[SUPPLIED DATA]
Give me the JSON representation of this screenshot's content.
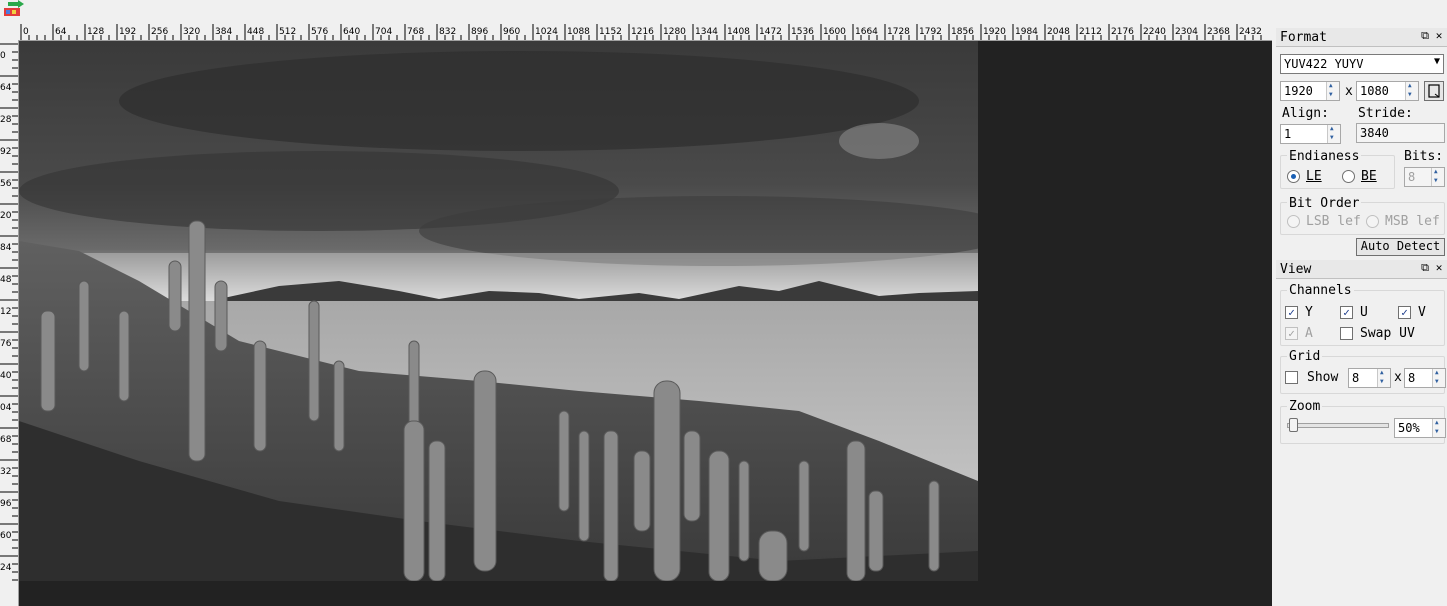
{
  "ruler": {
    "top_labels": [
      "0",
      "64",
      "128",
      "192",
      "256",
      "320",
      "384",
      "448",
      "512",
      "576",
      "640",
      "704",
      "768",
      "832",
      "896",
      "960",
      "1024",
      "1088",
      "1152",
      "1216",
      "1280",
      "1344",
      "1408",
      "1472",
      "1536",
      "1600",
      "1664",
      "1728",
      "1792",
      "1856",
      "1920",
      "1984",
      "2048",
      "2112",
      "2176",
      "2240",
      "2304",
      "2368",
      "2432"
    ],
    "left_labels": [
      "0",
      "64",
      "28",
      "92",
      "56",
      "20",
      "84",
      "48",
      "12",
      "76",
      "40",
      "04",
      "68",
      "32",
      "96",
      "60",
      "24"
    ]
  },
  "format": {
    "title": "Format",
    "pixel_format": "YUV422 YUYV",
    "width": "1920",
    "height": "1080",
    "x_sep": "x",
    "align_label": "Align:",
    "align_value": "1",
    "stride_label": "Stride:",
    "stride_value": "3840",
    "endianess_label": "Endianess",
    "le_label": "LE",
    "be_label": "BE",
    "endianess_selected": "LE",
    "bits_label": "Bits:",
    "bits_value": "8",
    "bit_order_label": "Bit Order",
    "lsb_label": "LSB lef",
    "msb_label": "MSB lef",
    "auto_detect_label": "Auto Detect"
  },
  "view": {
    "title": "View",
    "channels_label": "Channels",
    "y_label": "Y",
    "u_label": "U",
    "v_label": "V",
    "a_label": "A",
    "swap_uv_label": "Swap UV",
    "y_checked": true,
    "u_checked": true,
    "v_checked": true,
    "a_checked": true,
    "swap_uv_checked": false,
    "grid_label": "Grid",
    "grid_show_label": "Show",
    "grid_show_checked": false,
    "grid_x": "8",
    "grid_y": "8",
    "grid_sep": "x",
    "zoom_label": "Zoom",
    "zoom_value": "50%"
  },
  "colors": {
    "viewport_bg": "#222222",
    "panel_bg": "#f0f0f0",
    "accent": "#1a5fb4"
  }
}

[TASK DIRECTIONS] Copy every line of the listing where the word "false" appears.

[SOLUTION FOR THIS TASK]
    "swap_uv_checked": false,
    "grid_show_checked": false,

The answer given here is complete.